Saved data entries
======

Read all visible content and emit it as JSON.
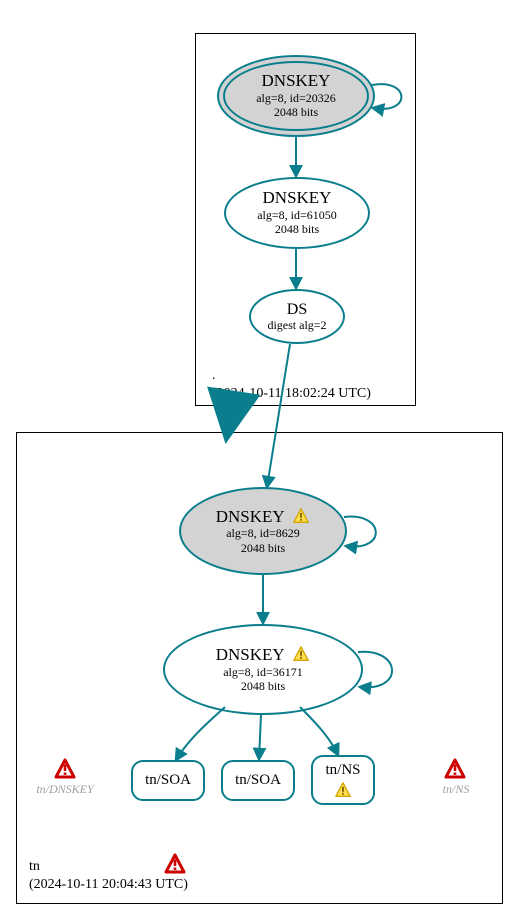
{
  "cluster_root": {
    "name": ".",
    "timestamp": "(2024-10-11 18:02:24 UTC)"
  },
  "cluster_tn": {
    "name": "tn",
    "timestamp": "(2024-10-11 20:04:43 UTC)"
  },
  "nodes": {
    "dnskey1": {
      "title": "DNSKEY",
      "alg": "alg=8, id=20326",
      "bits": "2048 bits"
    },
    "dnskey2": {
      "title": "DNSKEY",
      "alg": "alg=8, id=61050",
      "bits": "2048 bits"
    },
    "ds": {
      "title": "DS",
      "digest": "digest alg=2"
    },
    "dnskey3": {
      "title": "DNSKEY",
      "alg": "alg=8, id=8629",
      "bits": "2048 bits"
    },
    "dnskey4": {
      "title": "DNSKEY",
      "alg": "alg=8, id=36171",
      "bits": "2048 bits"
    }
  },
  "leaves": {
    "soa1": "tn/SOA",
    "soa2": "tn/SOA",
    "ns": "tn/NS"
  },
  "ghosts": {
    "dnskey": "tn/DNSKEY",
    "ns": "tn/NS"
  },
  "colors": {
    "teal": "#0a7e8c",
    "grey": "#d3d3d3",
    "warn_fill": "#ffdf4d",
    "warn_stroke": "#d4a500",
    "err_fill": "#ffffff",
    "err_stroke": "#cc0000"
  }
}
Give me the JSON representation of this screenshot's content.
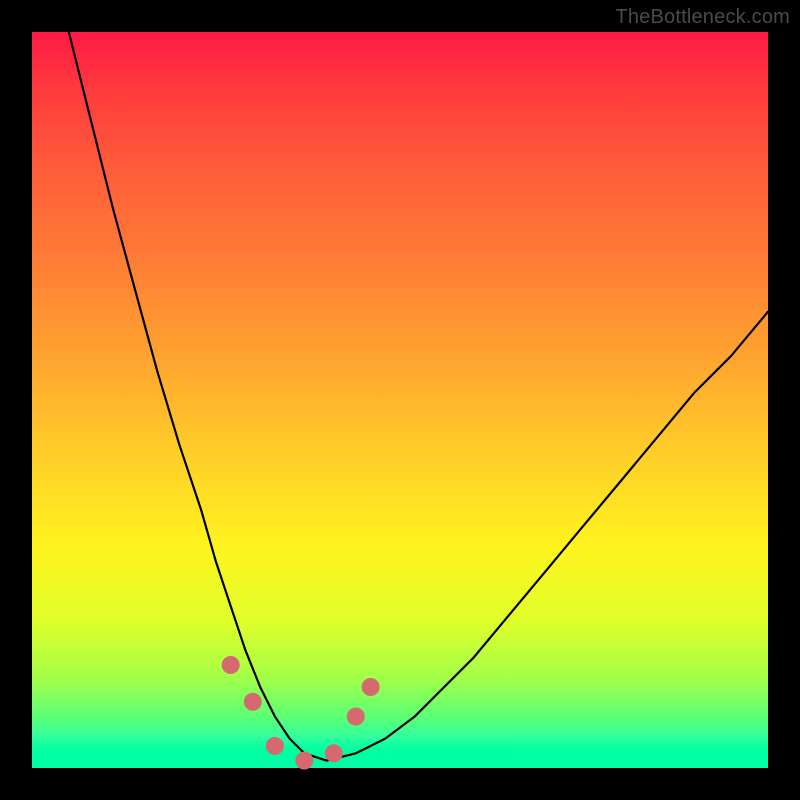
{
  "watermark": "TheBottleneck.com",
  "chart_data": {
    "type": "line",
    "title": "",
    "xlabel": "",
    "ylabel": "",
    "xlim": [
      0,
      100
    ],
    "ylim": [
      0,
      100
    ],
    "grid": false,
    "legend": false,
    "series": [
      {
        "name": "bottleneck-curve",
        "x": [
          5,
          8,
          11,
          14,
          17,
          20,
          23,
          25,
          27,
          29,
          31,
          33,
          35,
          37,
          40,
          44,
          48,
          52,
          56,
          60,
          65,
          70,
          75,
          80,
          85,
          90,
          95,
          100
        ],
        "values": [
          100,
          88,
          76,
          65,
          54,
          44,
          35,
          28,
          22,
          16,
          11,
          7,
          4,
          2,
          1,
          2,
          4,
          7,
          11,
          15,
          21,
          27,
          33,
          39,
          45,
          51,
          56,
          62
        ]
      }
    ],
    "markers": [
      {
        "name": "left-cluster-top",
        "x": 27,
        "y": 14
      },
      {
        "name": "left-cluster-mid",
        "x": 30,
        "y": 9
      },
      {
        "name": "trough-left",
        "x": 33,
        "y": 3
      },
      {
        "name": "trough-center",
        "x": 37,
        "y": 1
      },
      {
        "name": "trough-right",
        "x": 41,
        "y": 2
      },
      {
        "name": "right-cluster-low",
        "x": 44,
        "y": 7
      },
      {
        "name": "right-cluster-high",
        "x": 46,
        "y": 11
      }
    ],
    "gradient_meaning": "vertical gradient: red (top) = high bottleneck, green (bottom) = no bottleneck"
  }
}
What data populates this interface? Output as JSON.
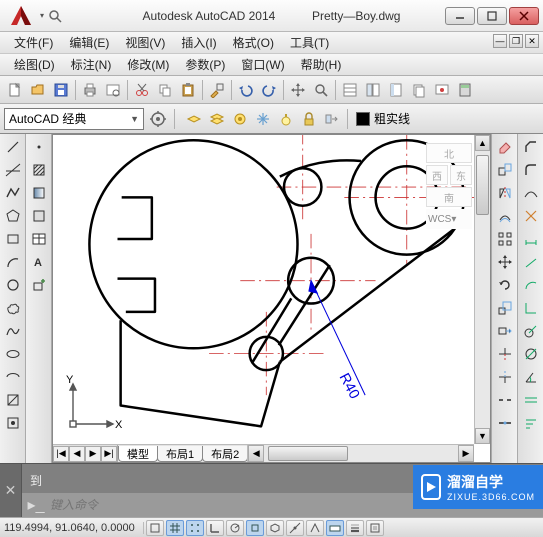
{
  "title": {
    "app": "Autodesk AutoCAD 2014",
    "file": "Pretty—Boy.dwg"
  },
  "menu": {
    "row1": [
      "文件(F)",
      "编辑(E)",
      "视图(V)",
      "插入(I)",
      "格式(O)",
      "工具(T)"
    ],
    "row2": [
      "绘图(D)",
      "标注(N)",
      "修改(M)",
      "参数(P)",
      "窗口(W)",
      "帮助(H)"
    ]
  },
  "workspace": {
    "selected": "AutoCAD 经典"
  },
  "linetype": {
    "label": "粗实线"
  },
  "viewcube": {
    "top": "北",
    "left": "西",
    "right": "东",
    "bottom": "南",
    "wcs": "WCS"
  },
  "layout_tabs": {
    "nav": [
      "|◀",
      "◀",
      "▶",
      "▶|"
    ],
    "tabs": [
      "模型",
      "布局1",
      "布局2"
    ],
    "active": 0
  },
  "dim_label": "R40",
  "ucs": {
    "x": "X",
    "y": "Y"
  },
  "command": {
    "last": "到",
    "placeholder": "键入命令"
  },
  "status": {
    "coords": "119.4994, 91.0640, 0.0000",
    "toggles": [
      "infer",
      "snap",
      "grid",
      "ortho",
      "polar",
      "osnap",
      "3dosnap",
      "otrack",
      "ducs",
      "dyn",
      "lwt",
      "tpy",
      "qp",
      "sc"
    ]
  },
  "watermark": {
    "brand": "溜溜自学",
    "sub": "ZIXUE.3D66.COM"
  }
}
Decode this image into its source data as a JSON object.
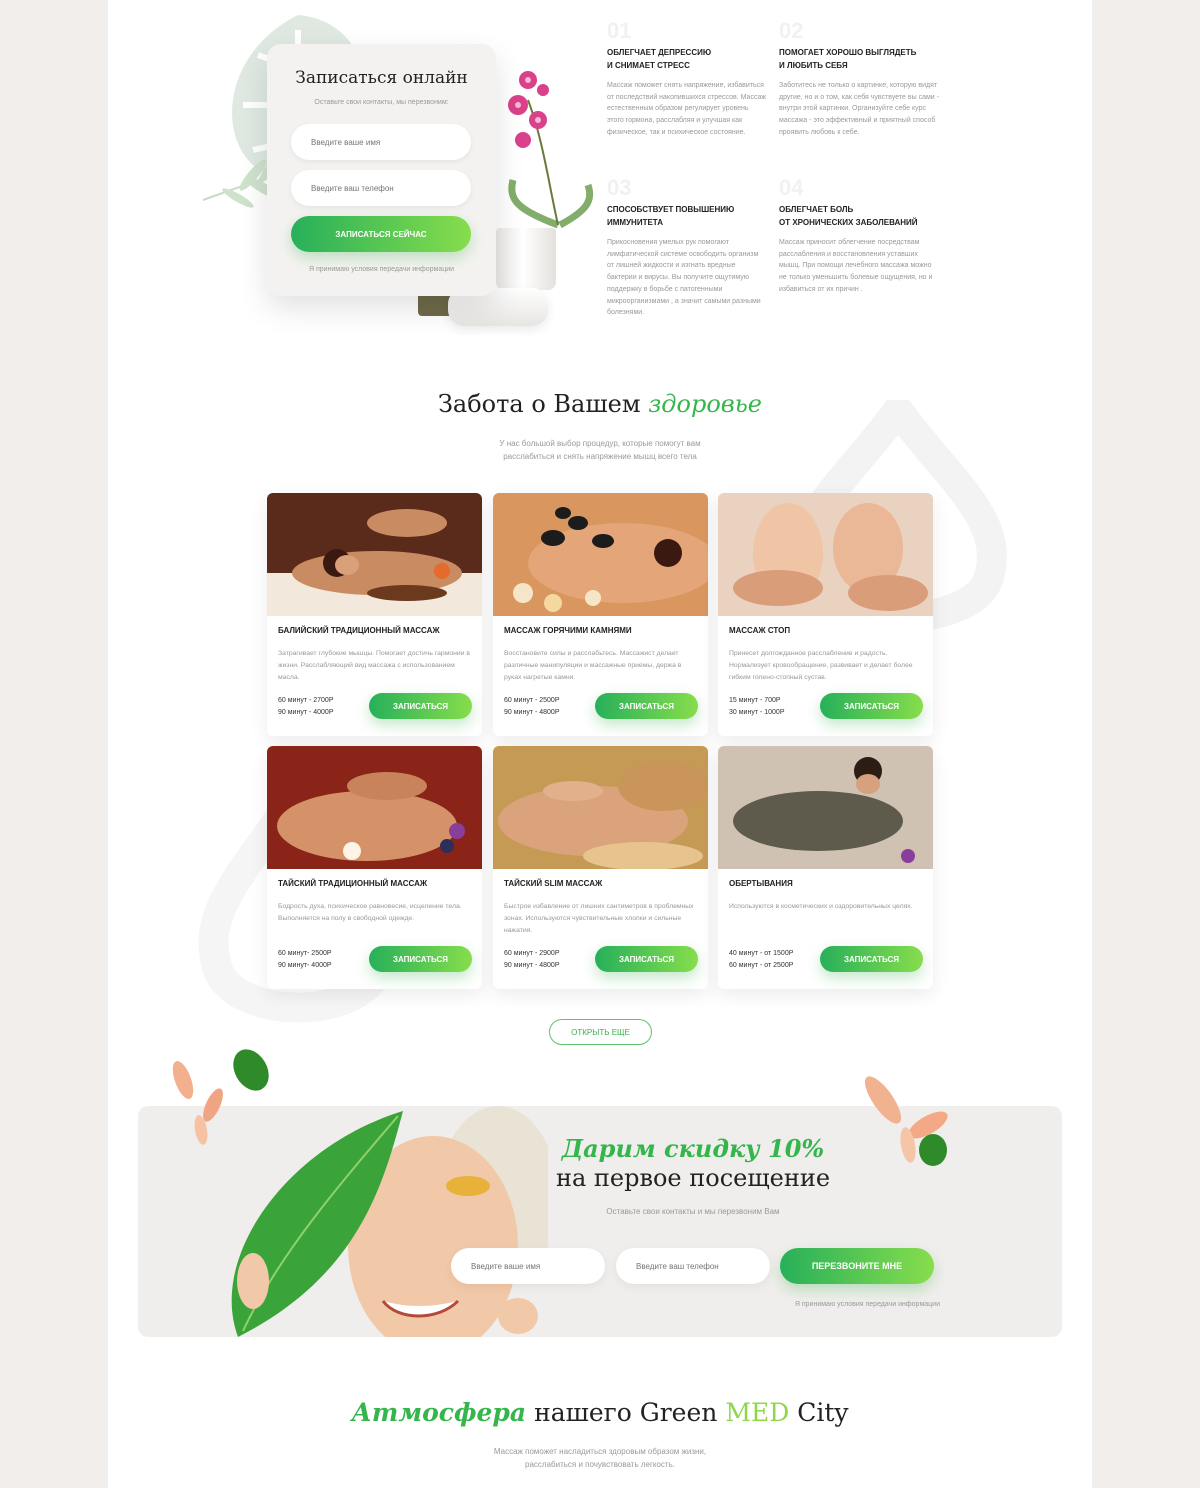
{
  "signup_form": {
    "title": "Записаться онлайн",
    "subtitle": "Оставьте свои контакты, мы перезвоним:",
    "name_placeholder": "Введите ваше имя",
    "phone_placeholder": "Введите ваш телефон",
    "submit_label": "ЗАПИСАТЬСЯ СЕЙЧАС",
    "consent": "Я принимаю условия передачи информации"
  },
  "benefits": [
    {
      "num": "01",
      "title_1": "ОБЛЕГЧАЕТ ДЕПРЕССИЮ",
      "title_2": "И СНИМАЕТ СТРЕСС",
      "text": "Массаж поможет снять напряжение, избавиться от последствий накопившихся стрессов. Массаж естественным образом регулирует уровень этого гормона, расслабляя и улучшая как физическое, так и психическое состояние."
    },
    {
      "num": "02",
      "title_1": "ПОМОГАЕТ ХОРОШО ВЫГЛЯДЕТЬ",
      "title_2": "И ЛЮБИТЬ СЕБЯ",
      "text": "Заботитесь не только о картинке, которую видят другие, но и о том, как себя чувствуете вы сами - внутри этой картинки. Организуйте себе курс массажа - это эффективный и приятный способ проявить любовь к себе."
    },
    {
      "num": "03",
      "title_1": "СПОСОБСТВУЕТ ПОВЫШЕНИЮ",
      "title_2": "ИММУНИТЕТА",
      "text": "Прикосновения умелых рук помогают лимфатической системе освободить организм от лишней жидкости и изгнать вредные бактерии и вирусы. Вы получите ощутимую поддержку в борьбе с патогенными микроорганизмами , а значит самыми разными болезнями."
    },
    {
      "num": "04",
      "title_1": "ОБЛЕГЧАЕТ БОЛЬ",
      "title_2": "ОТ ХРОНИЧЕСКИХ ЗАБОЛЕВАНИЙ",
      "text": "Массаж приносит облегчение посредствам расслабления и восстановления уставших мышц. При помощи лечебного массажа можно не только уменьшить болевые ощущения, но и избавиться от их причин ."
    }
  ],
  "services_section": {
    "title_plain": "Забота о Вашем",
    "title_accent": "здоровье",
    "subtitle_1": "У нас большой выбор процедур, которые помогут вам",
    "subtitle_2": "расслабиться и снять напряжение мышц всего тела",
    "more_label": "ОТКРЫТЬ ЕЩЕ"
  },
  "services": [
    {
      "title": "БАЛИЙСКИЙ ТРАДИЦИОННЫЙ МАССАЖ",
      "desc": "Затрагивает глубокие мышцы. Помогает достичь гармонии в жизни. Расслабляющий вид массажа с использованием масла.",
      "price_1": "60 минут - 2700Р",
      "price_2": "90 минут - 4000Р",
      "button": "ЗАПИСАТЬСЯ"
    },
    {
      "title": "МАССАЖ ГОРЯЧИМИ КАМНЯМИ",
      "desc": "Восстановите силы и расслабьтесь. Массажист делает различные манипуляции и массажные приемы, держа в руках нагретые камни.",
      "price_1": "60 минут - 2500Р",
      "price_2": "90 минут - 4800Р",
      "button": "ЗАПИСАТЬСЯ"
    },
    {
      "title": "МАССАЖ СТОП",
      "desc": "Принесет долгожданное расслабление и радость. Нормализует кровообращение, развивает и делает более гибким голено-стопный сустав.",
      "price_1": "15 минут - 700Р",
      "price_2": "30 минут - 1000Р",
      "button": "ЗАПИСАТЬСЯ"
    },
    {
      "title": "ТАЙСКИЙ ТРАДИЦИОННЫЙ МАССАЖ",
      "desc": "Бодрость духа, психическое равновесие, исцеление тела. Выполняется на полу в свободной одежде.",
      "price_1": "60 минут- 2500Р",
      "price_2": "90 минут- 4000Р",
      "button": "ЗАПИСАТЬСЯ"
    },
    {
      "title": "ТАЙСКИЙ SLIM МАССАЖ",
      "desc": "Быстрое избавление от лишних сантиметров в проблемных зонах. Используются чувствительные хлопки и сильные нажатия.",
      "price_1": "60 минут - 2900Р",
      "price_2": "90 минут - 4800Р",
      "button": "ЗАПИСАТЬСЯ"
    },
    {
      "title": "ОБЕРТЫВАНИЯ",
      "desc": "Используются в косметических и оздоровительных целях.",
      "price_1": "40 минут - от 1500Р",
      "price_2": "60 минут - от 2500Р",
      "button": "ЗАПИСАТЬСЯ"
    }
  ],
  "promo": {
    "title": "Дарим скидку 10%",
    "subtitle": "на первое посещение",
    "note": "Оставьте свои контакты и мы перезвоним Вам",
    "name_placeholder": "Введите ваше имя",
    "phone_placeholder": "Введите ваш телефон",
    "button": "ПЕРЕЗВОНИТЕ МНЕ",
    "consent": "Я принимаю условия передачи информации"
  },
  "atmosphere": {
    "title_accent": "Атмосфера",
    "title_mid": "нашего Green",
    "title_med": "MED",
    "title_end": "City",
    "sub_1": "Массаж поможет насладиться здоровым образом жизни,",
    "sub_2": "расслабиться и почувствовать легкость."
  },
  "colors": {
    "accent": "#35b64c",
    "gradient_start": "#27b05a",
    "gradient_end": "#87dd4c",
    "background": "#f1eeec"
  }
}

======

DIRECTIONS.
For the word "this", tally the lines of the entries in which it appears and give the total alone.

RESULT OF THE EXERCISE.
3